The alternative is to act like an adult, look in the mirror and stop blaming the messenger. If you want better press then freeze the indefensible settlements (the military occupation is a separate issue with its own complications). If Israel ever wakes up and again elects a government that moves in this direction then the sympathy (which many claim not to care about yet decry the absence of) will shift. It will become clearer once more that the Palestinians negotiate too hard, like a side that does not want the deal. Indeed, it very much looks like they do not want a partition because rather than a respite from Israeli domination for their people they prefer a civil war in which they hope to demographically prevail. This is the bigger holistic problem that attaches to their specific behavior around the killing of Shireen Abu Akleh.

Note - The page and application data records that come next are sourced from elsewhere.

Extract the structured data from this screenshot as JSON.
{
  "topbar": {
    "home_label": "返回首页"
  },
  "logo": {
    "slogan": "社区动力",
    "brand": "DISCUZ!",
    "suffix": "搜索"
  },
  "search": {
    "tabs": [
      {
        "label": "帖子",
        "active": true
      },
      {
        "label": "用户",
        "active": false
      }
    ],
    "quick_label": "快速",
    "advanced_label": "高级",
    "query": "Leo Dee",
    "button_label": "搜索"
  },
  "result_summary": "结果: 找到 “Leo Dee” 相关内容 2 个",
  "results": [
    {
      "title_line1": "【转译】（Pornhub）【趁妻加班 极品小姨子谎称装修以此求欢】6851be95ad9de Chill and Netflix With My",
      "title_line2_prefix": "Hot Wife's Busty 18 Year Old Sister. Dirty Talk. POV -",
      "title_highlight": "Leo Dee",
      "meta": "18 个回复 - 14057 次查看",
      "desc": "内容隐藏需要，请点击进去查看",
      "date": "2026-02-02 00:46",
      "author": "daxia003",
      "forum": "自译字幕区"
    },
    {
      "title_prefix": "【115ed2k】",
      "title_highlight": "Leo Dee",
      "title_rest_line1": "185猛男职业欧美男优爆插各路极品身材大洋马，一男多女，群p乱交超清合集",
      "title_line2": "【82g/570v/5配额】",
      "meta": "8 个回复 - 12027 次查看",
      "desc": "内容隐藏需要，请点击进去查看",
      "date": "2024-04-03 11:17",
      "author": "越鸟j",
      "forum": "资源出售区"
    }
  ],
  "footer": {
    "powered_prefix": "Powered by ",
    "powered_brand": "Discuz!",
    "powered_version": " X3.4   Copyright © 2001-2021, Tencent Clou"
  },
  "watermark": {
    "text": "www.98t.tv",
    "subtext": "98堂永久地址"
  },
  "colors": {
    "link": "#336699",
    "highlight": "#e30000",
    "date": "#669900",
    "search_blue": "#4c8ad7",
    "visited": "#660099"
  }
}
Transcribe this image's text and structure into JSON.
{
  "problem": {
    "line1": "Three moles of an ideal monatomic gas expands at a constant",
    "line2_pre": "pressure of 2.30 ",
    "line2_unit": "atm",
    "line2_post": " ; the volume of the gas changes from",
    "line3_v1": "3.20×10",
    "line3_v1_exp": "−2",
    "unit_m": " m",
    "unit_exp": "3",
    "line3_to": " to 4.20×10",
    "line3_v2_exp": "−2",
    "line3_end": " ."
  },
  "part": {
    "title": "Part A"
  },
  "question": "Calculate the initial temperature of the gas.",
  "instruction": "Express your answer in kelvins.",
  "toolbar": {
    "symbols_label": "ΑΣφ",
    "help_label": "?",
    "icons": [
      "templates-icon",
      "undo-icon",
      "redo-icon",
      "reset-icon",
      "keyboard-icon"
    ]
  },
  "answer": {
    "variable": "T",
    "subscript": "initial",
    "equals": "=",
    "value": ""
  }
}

Instead, Israel continues to cause itself damage with foolishness like the police beating of mourners at the reporter’s funeral in Jerusalem on Friday. The heart goes out to the family that was not permitted to mourn in peace, and Palestinian activists almost certainly share the blame. But let us suppose there is some truth to the police excuses (presented in no setting that is prominent and no way that is persuasive) that such activists hijacked the funeral and were posing a danger to public safety. That is dramatically not what comes through in the images, and it looks like the police lost their wits entirely. That any of Israel’s explanations involve the chanting of slogans reflects a mindset that is stuck in the past and blind to the optics.

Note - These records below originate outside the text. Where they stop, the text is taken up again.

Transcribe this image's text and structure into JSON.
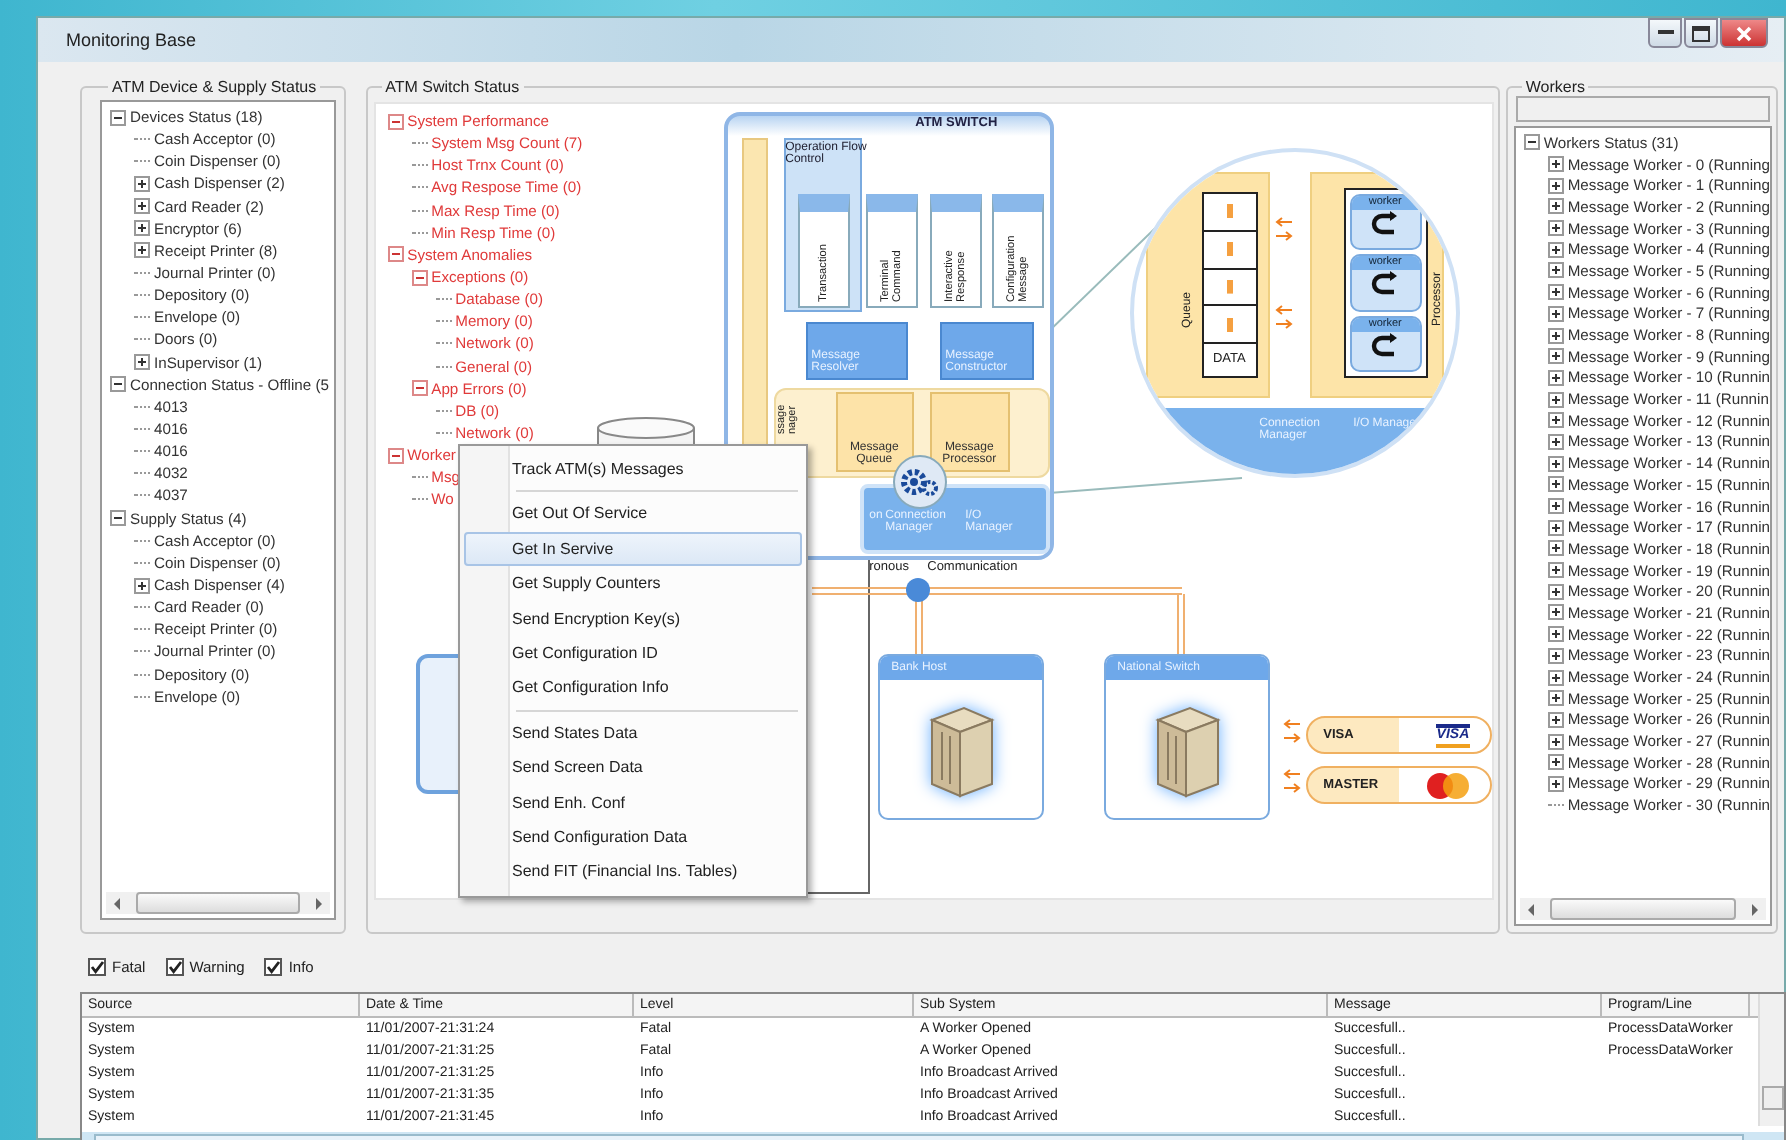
{
  "window": {
    "title": "Monitoring Base"
  },
  "device_panel": {
    "title": "ATM Device & Supply Status",
    "tree": [
      {
        "label": "Devices Status (18)",
        "expanded": true,
        "children": [
          {
            "label": "Cash Acceptor (0)"
          },
          {
            "label": "Coin Dispenser (0)"
          },
          {
            "label": "Cash Dispenser (2)",
            "expanded": false
          },
          {
            "label": "Card Reader (2)",
            "expanded": false
          },
          {
            "label": "Encryptor (6)",
            "expanded": false
          },
          {
            "label": "Receipt Printer (8)",
            "expanded": false
          },
          {
            "label": "Journal Printer (0)"
          },
          {
            "label": "Depository (0)"
          },
          {
            "label": "Envelope (0)"
          },
          {
            "label": "Doors (0)"
          },
          {
            "label": "InSupervisor (1)",
            "expanded": false
          }
        ]
      },
      {
        "label": "Connection Status - Offline (5",
        "expanded": true,
        "children": [
          {
            "label": "4013"
          },
          {
            "label": "4016"
          },
          {
            "label": "4016"
          },
          {
            "label": "4032"
          },
          {
            "label": "4037"
          }
        ]
      },
      {
        "label": "Supply Status (4)",
        "expanded": true,
        "children": [
          {
            "label": "Cash Acceptor (0)"
          },
          {
            "label": "Coin Dispenser (0)"
          },
          {
            "label": "Cash Dispenser (4)",
            "expanded": false
          },
          {
            "label": "Card Reader (0)"
          },
          {
            "label": "Receipt Printer (0)"
          },
          {
            "label": "Journal Printer (0)"
          },
          {
            "label": "Depository (0)"
          },
          {
            "label": "Envelope (0)"
          }
        ]
      }
    ]
  },
  "switch_panel": {
    "title": "ATM Switch Status",
    "tree": [
      {
        "label": "System Performance",
        "expanded": true,
        "children": [
          {
            "label": "System Msg Count (7)"
          },
          {
            "label": "Host Trnx Count (0)"
          },
          {
            "label": "Avg Respose Time (0)"
          },
          {
            "label": "Max Resp Time (0)"
          },
          {
            "label": "Min Resp Time (0)"
          }
        ]
      },
      {
        "label": "System Anomalies",
        "expanded": true,
        "children": [
          {
            "label": "Exceptions (0)",
            "expanded": true,
            "children": [
              {
                "label": "Database (0)"
              },
              {
                "label": "Memory (0)"
              },
              {
                "label": "Network (0)"
              },
              {
                "label": "General (0)"
              }
            ]
          },
          {
            "label": "App Errors (0)",
            "expanded": true,
            "children": [
              {
                "label": "DB (0)"
              },
              {
                "label": "Network (0)"
              }
            ]
          }
        ]
      },
      {
        "label": "Worker",
        "expanded": true,
        "children": [
          {
            "label": "Msg"
          },
          {
            "label": "Wo"
          }
        ]
      }
    ],
    "diagram": {
      "title": "ATM SWITCH",
      "flow_control": "Operation Flow Control",
      "modules": [
        "Transaction",
        "Terminal Command",
        "Interactive Response",
        "Configuration Message"
      ],
      "resolver": "Message Resolver",
      "constructor": "Message Constructor",
      "manager": "ssage nager",
      "queue": "Message Queue",
      "processor": "Message Processor",
      "band_labels": [
        "on",
        "Connection Manager",
        "I/O Manager"
      ],
      "link_labels": [
        "ronous",
        "Communication"
      ],
      "hosts": [
        {
          "label": "Bank Host"
        },
        {
          "label": "National Switch"
        }
      ],
      "cards": [
        {
          "label": "VISA",
          "kind": "visa",
          "logo_text": "VISA"
        },
        {
          "label": "MASTER",
          "kind": "circles"
        }
      ],
      "zoom": {
        "queue_label": "Queue",
        "data_label": "DATA",
        "workers": [
          "worker",
          "worker",
          "worker"
        ],
        "processor_label": "Processor",
        "band_labels": [
          "Connection Manager",
          "I/O Manage"
        ]
      }
    }
  },
  "context_menu": {
    "groups": [
      [
        {
          "label": "Track ATM(s) Messages",
          "selected": false
        }
      ],
      [
        {
          "label": "Get Out Of Service",
          "selected": false
        },
        {
          "label": "Get In Servive",
          "selected": true
        },
        {
          "label": "Get Supply Counters",
          "selected": false
        },
        {
          "label": "Send Encryption Key(s)",
          "selected": false
        },
        {
          "label": "Get Configuration ID",
          "selected": false
        },
        {
          "label": "Get Configuration Info",
          "selected": false
        }
      ],
      [
        {
          "label": "Send States Data",
          "selected": false
        },
        {
          "label": "Send Screen Data",
          "selected": false
        },
        {
          "label": "Send Enh. Conf",
          "selected": false
        },
        {
          "label": "Send Configuration Data",
          "selected": false
        },
        {
          "label": "Send FIT (Financial Ins. Tables)",
          "selected": false
        }
      ]
    ]
  },
  "workers_panel": {
    "title": "Workers",
    "tree": [
      {
        "label": "Workers Status (31)",
        "expanded": true,
        "children": [
          {
            "label": "Message Worker - 0 (Running",
            "expanded": false
          },
          {
            "label": "Message Worker - 1 (Running",
            "expanded": false
          },
          {
            "label": "Message Worker - 2 (Running",
            "expanded": false
          },
          {
            "label": "Message Worker - 3 (Running",
            "expanded": false
          },
          {
            "label": "Message Worker - 4 (Running",
            "expanded": false
          },
          {
            "label": "Message Worker - 5 (Running",
            "expanded": false
          },
          {
            "label": "Message Worker - 6 (Running",
            "expanded": false
          },
          {
            "label": "Message Worker - 7 (Running",
            "expanded": false
          },
          {
            "label": "Message Worker - 8 (Running",
            "expanded": false
          },
          {
            "label": "Message Worker - 9 (Running",
            "expanded": false
          },
          {
            "label": "Message Worker - 10 (Runnin",
            "expanded": false
          },
          {
            "label": "Message Worker - 11 (Runnin",
            "expanded": false
          },
          {
            "label": "Message Worker - 12 (Runnin",
            "expanded": false
          },
          {
            "label": "Message Worker - 13 (Runnin",
            "expanded": false
          },
          {
            "label": "Message Worker - 14 (Runnin",
            "expanded": false
          },
          {
            "label": "Message Worker - 15 (Runnin",
            "expanded": false
          },
          {
            "label": "Message Worker - 16 (Runnin",
            "expanded": false
          },
          {
            "label": "Message Worker - 17 (Runnin",
            "expanded": false
          },
          {
            "label": "Message Worker - 18 (Runnin",
            "expanded": false
          },
          {
            "label": "Message Worker - 19 (Runnin",
            "expanded": false
          },
          {
            "label": "Message Worker - 20 (Runnin",
            "expanded": false
          },
          {
            "label": "Message Worker - 21 (Runnin",
            "expanded": false
          },
          {
            "label": "Message Worker - 22 (Runnin",
            "expanded": false
          },
          {
            "label": "Message Worker - 23 (Runnin",
            "expanded": false
          },
          {
            "label": "Message Worker - 24 (Runnin",
            "expanded": false
          },
          {
            "label": "Message Worker - 25 (Runnin",
            "expanded": false
          },
          {
            "label": "Message Worker - 26 (Runnin",
            "expanded": false
          },
          {
            "label": "Message Worker - 27 (Runnin",
            "expanded": false
          },
          {
            "label": "Message Worker - 28 (Runnin",
            "expanded": false
          },
          {
            "label": "Message Worker - 29 (Runnin",
            "expanded": false
          },
          {
            "label": "Message Worker - 30 (Runnin"
          }
        ]
      }
    ]
  },
  "filters": [
    {
      "label": "Fatal",
      "checked": true
    },
    {
      "label": "Warning",
      "checked": true
    },
    {
      "label": "Info",
      "checked": true
    }
  ],
  "log": {
    "columns": [
      "Source",
      "Date & Time",
      "Level",
      "Sub System",
      "Message",
      "Program/Line"
    ],
    "rows": [
      [
        "System",
        "11/01/2007-21:31:24",
        "Fatal",
        "A Worker Opened",
        "Succesfull..",
        "ProcessDataWorker"
      ],
      [
        "System",
        "11/01/2007-21:31:25",
        "Fatal",
        "A Worker Opened",
        "Succesfull..",
        "ProcessDataWorker"
      ],
      [
        "System",
        "11/01/2007-21:31:25",
        "Info",
        "Info Broadcast Arrived",
        "Succesfull..",
        ""
      ],
      [
        "System",
        "11/01/2007-21:31:35",
        "Info",
        "Info Broadcast Arrived",
        "Succesfull..",
        ""
      ],
      [
        "System",
        "11/01/2007-21:31:45",
        "Info",
        "Info Broadcast Arrived",
        "Succesfull..",
        ""
      ]
    ]
  }
}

Where were the commanders as their troops were swinging batons at unarmed people carrying a casket? Where was the political echelon? Why was significant damage control not immediately put into effect? Good God! Are all the brains in Israel in high tech? It sometimes looks that way.
Meanwhile, for all the talk of the framing of the story being the occupation, I’d like to propose another frame: the importance of the media in telling the world the story of the world.

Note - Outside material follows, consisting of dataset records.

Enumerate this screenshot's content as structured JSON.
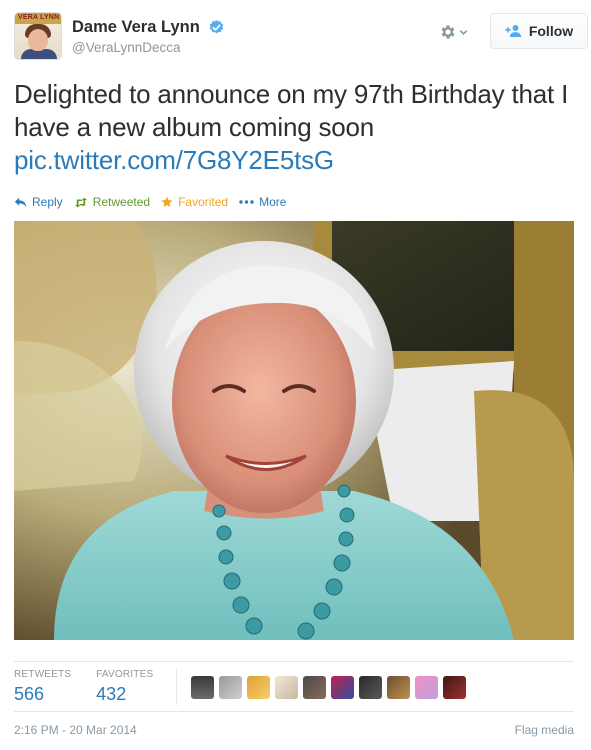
{
  "tweet": {
    "author": {
      "display_name": "Dame Vera Lynn",
      "handle": "@VeraLynnDecca",
      "avatar_text": "VERA LYNN",
      "verified": true
    },
    "follow_label": "Follow",
    "text": "Delighted to announce on my 97th Birthday that I have a new album coming soon",
    "link": "pic.twitter.com/7G8Y2E5tsG",
    "actions": {
      "reply": "Reply",
      "retweet": "Retweeted",
      "favorite": "Favorited",
      "more": "More"
    },
    "stats": {
      "retweets_label": "RETWEETS",
      "retweets": "566",
      "favorites_label": "FAVORITES",
      "favorites": "432"
    },
    "timestamp": "2:16 PM - 20 Mar 2014",
    "flag_media": "Flag media",
    "icons": [
      "verified-icon",
      "gear-icon",
      "chevron-down-icon",
      "add-user-icon",
      "reply-icon",
      "retweet-icon",
      "star-icon",
      "more-icon"
    ],
    "colors": {
      "link": "#2b7bb9",
      "retweeted": "#609928",
      "favorited": "#f1a720",
      "muted": "#8899a6"
    }
  }
}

No, the death of a journalist is not more important on a human and individual level than the death of any other non-combatant. But on a societal level, there is a wider story that should not be denied. We are shocked, and we should be shocked, not only because TV journalists are celebrities but also because it is critical that journalists be allowed to get close to events and write the rough draft of history. Access on the ground is only one aspect – strategic understanding, backstage maneuvering, political context and human stories matter as well – but it is a crucial aspect.
The courage of journalists who cover war zones is astounding. I will forever remember AP colleagues of mine who were killed in the line of duty like Nazeeh Darwazeh (killed in 2003 by a stray ricocheted Israeli bullet in Nablus) and Anja Niedringhaus (killed in 2014 by an Afghan renegade policeman), to name but two. All are heroes. Why do they do it? I’m not entirely sure, but there is purity there, somewhere.
The need for the news media is today relevant especially in Ukraine, obviously. These situations come up with sad regularity, belying poor Francis Fukuyama’s notion of history ending some 30 years ago. It is not ending at all, and it takes the form, as ever, of iniquities and cruelties alongside advancements and progress. Who can say which way nets positive?
Shireen was an icon not only for her reporting from Israel-Palestine but for her role in a broader and perhaps more positive story. The Arab media was basically without any credibility until Al Jazeera showed up a quarter century ago (even though, yes, Qatar is a dictatorship). And she was the face of Al Jazeera from Israel-Palestine, a symbol of feminine empowerment in a cultural zone dominated by patriarchy, and a beacon of reasonable journalism in an Arab world that cannot move forward without it.
If there is any comfort to be found, perhaps it is the hope that she represented. It does not die with her.